This indicator provides information on the extent to which policies and programmes are coordinated across sectors to support the sustainable management of forests. Non-forest sector land use and development decisions may have a significant impact on forests and their use. Cross-sector coordination of forest and non-forest related policies and programmes can promote improved forest management by helping to minimise adverse impacts and by strengthening the ability of countries to respond to national and global issues.
Government policy approach to primary sector management is cross-sector or landscape-based, with a focus on balancing environmental and economic outcomes. Government seeks to manage adverse effects on the environment while ensuring resource use is sustainable. This cross-sector and effects- based approach to resource management means a forestry policy is not considered appropriate by the Government. Investment decisions are largely market driven. These frameworks can result in some land use change among primary sectors, including conversion of plantation forest to pastoral farming where farming is more profitable.

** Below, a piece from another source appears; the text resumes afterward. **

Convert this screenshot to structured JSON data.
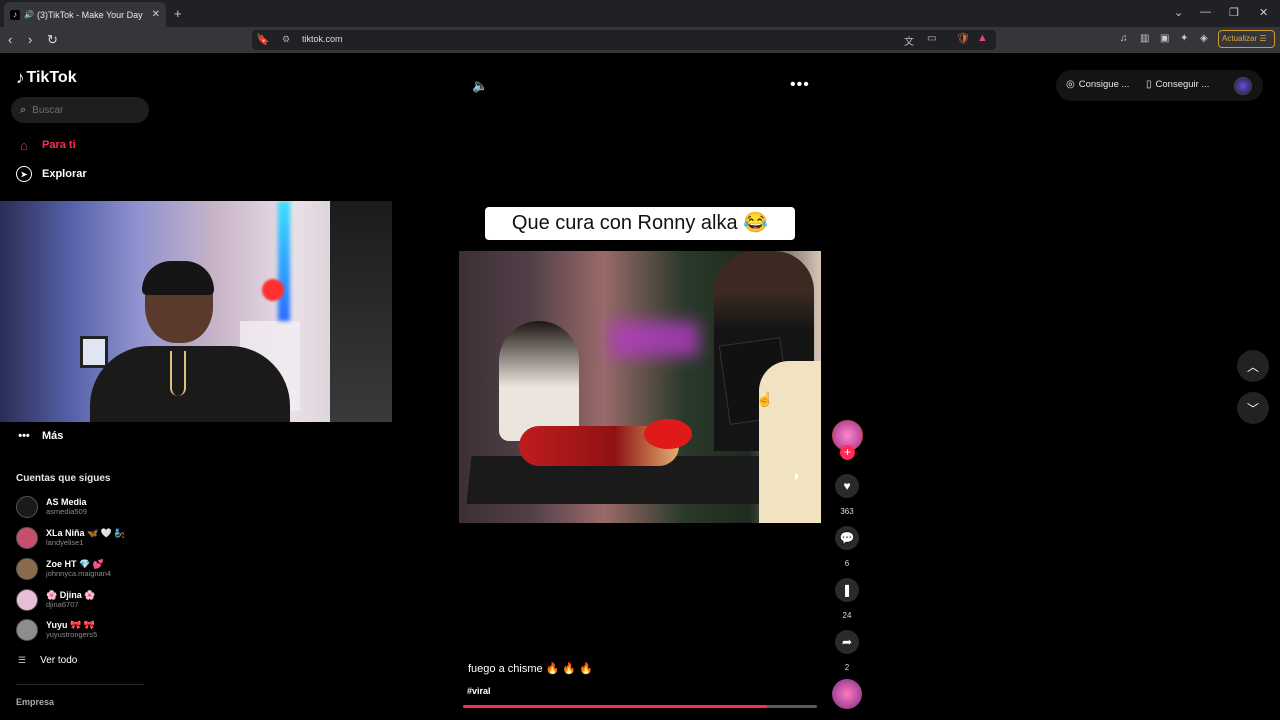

The sustainable management of natural resources, and the sectors they support, is addressed during the development and review of regional policy statements and regional and district plans under the Resource Management Act 1991 (RMA). The RMA has a strong focus on the “integrated management” of the natural and physical resources of a region or district.
The procedures for preparing policy statements and plans incorporate formal (as set out in the legislation) and informal consultation processes. Public submissions must be called for during the drafting of policy statements and plans. Consultation with affected parties may also be required before resource consents for specific activities are granted or declined. Any submitter who is not satisfied with a council’s decision may appeal to the Environment Court, and then to the High Court (on points of law).
The RMA requires the Minister for the Environment to monitor the effect and implementation of the legislation. The Act also requires every regional and district council to monitor the state of the whole or any part of the environment of its region or district.
It does so to the extent that is appropriate to enable the local authority to carry out its functions effectively under the Act. Regional and district councils are also required to respond to complaints and, where necessary, take enforcement action. Such action may include infringement and abatement notices, enforcement orders and prosecutions (see Indicator 7.3.b).
The clearance of forest and development of pastoral agriculture by early settlers has resulted in significant areas of land with moderate to severe, actual or potential, soil erosion. Reforestation and other soil erosion mitigation measures are needed. The current cost of purchasing much of this land does not reflect its sustainable use (for example, few regulatory land use controls exist on soil erosion) and is an impediment to the establishment of new plantation forests or regeneration to indigenous forests. Policies to address wider environmental impacts (e.g. nutrient limits) or allocate environmental goods (e.g. water) can also impact land use-options, though the affect this has on forests is ambiguous.
The New Zealand Emissions Trading Scheme (ETS) is the primary mechanism for the country to reduce greenhouse gas emissions and meet international commitments. It puts a price on emissions from most sectors of the economy and a value on carbon sequestration and storage to change behaviours through a market mechanism. For the past three years (2012–2014), the value of New Zealand Units (carbon credits) traded under the ETS has reflected the low international price and has provided little incentive for tree planting. (See also indicators 6.1.c and 6.2.a.)
The establishment of substantial areas of plantation forests during the 1990s that are maturing, sequestering and storing carbon has enabled New Zealand to offset its greenhouse gas emissions from other sectors of the economy, for example, agriculture and transport.
New Zealand’s strategy for implementing the Convention on Biological Diversity is outlined in the New Zealand Biodiversity Strategy. The Department of Conservation co-ordinates implementation of this strategy. The international reporting period 2009– 2013 is covered in New Zealand’s Fifth National Report to the United Nations Convention on Biological Diversity, which provides information on the nature and extent of implementation and progress towards the 2020 Aichi Biodiversity Targets.
Sustainable resource management in New Zealand seeks to balance the adverse effects on the environment, while ensuring the sustainable use of resources. The Resource Management Act 1991 focuses on the integrated management of natural and physical resources.
The legislative and economic frameworks mean that investment decisions are largely market driven.
From 2008, the New Zealand Emissions Trading Scheme has been operative across most sectors of the economy to address greenhouse gas emissions and removals.